“Australia is a world-leader in renewable electrification of remote communities, with renewable energy projects rolling out across the country,” Soheil says.
Soheil’s research is very technically complex, which he admits can be challenging at times.
“Recently it took me more than a month to diagnose a problem in the computer code I was working on,” Soheil says. “I ended up having to split all my code into small chunks and go through them one by one, before reassembling them into one piece of code.”
However, there are also lots of benefits to the work.
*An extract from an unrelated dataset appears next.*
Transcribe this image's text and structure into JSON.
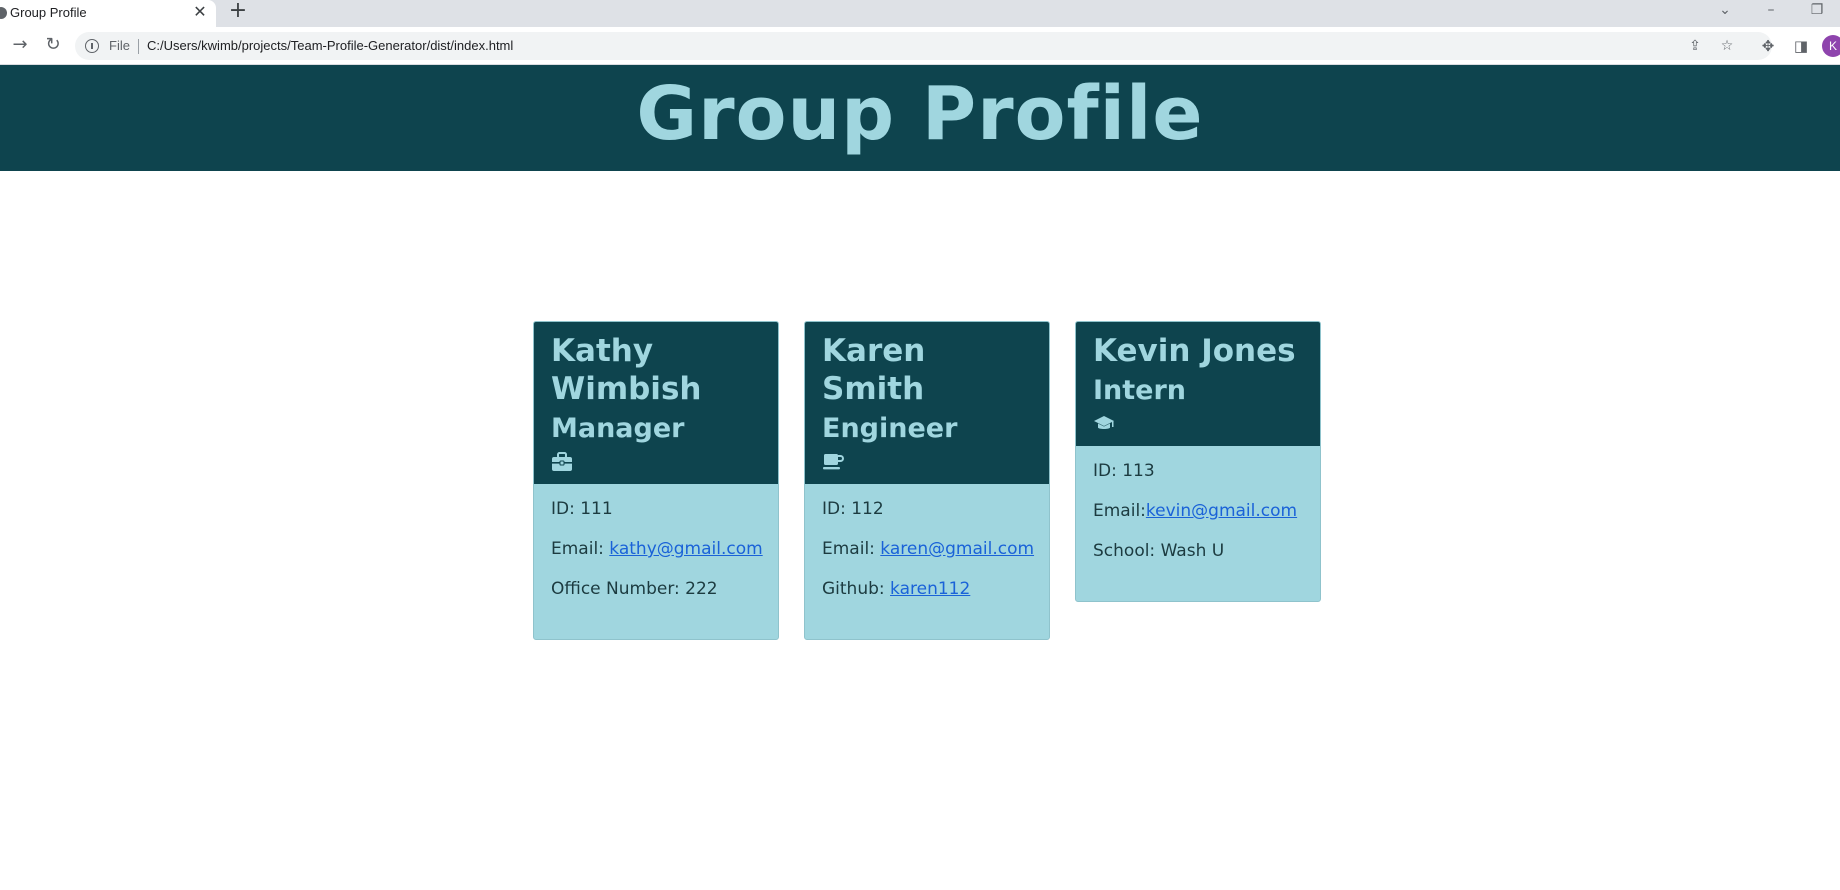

Aside from their progress in helping remote communities, Soheil has also enjoyed the support he has received from the University and his time in Wellington.
“I’ve been given everything I need for my research, and I really appreciate that,” Soheil says. “Wellington is also a very friendly and vibrant city with a love for the environment.”
Soheil plans to continue working in sustainable development after he finishes his PhD.
“I’m passionate about bringing clean energy to people in remote communities around the world so they can power their schools, hospitals, and other public institutions without using fossil fuels,” he says. “My preference would be to stay in academia, but no matter what, my ultimate dream is to make a valuable contribution to climate change mitigation and social equity in energy transformation.”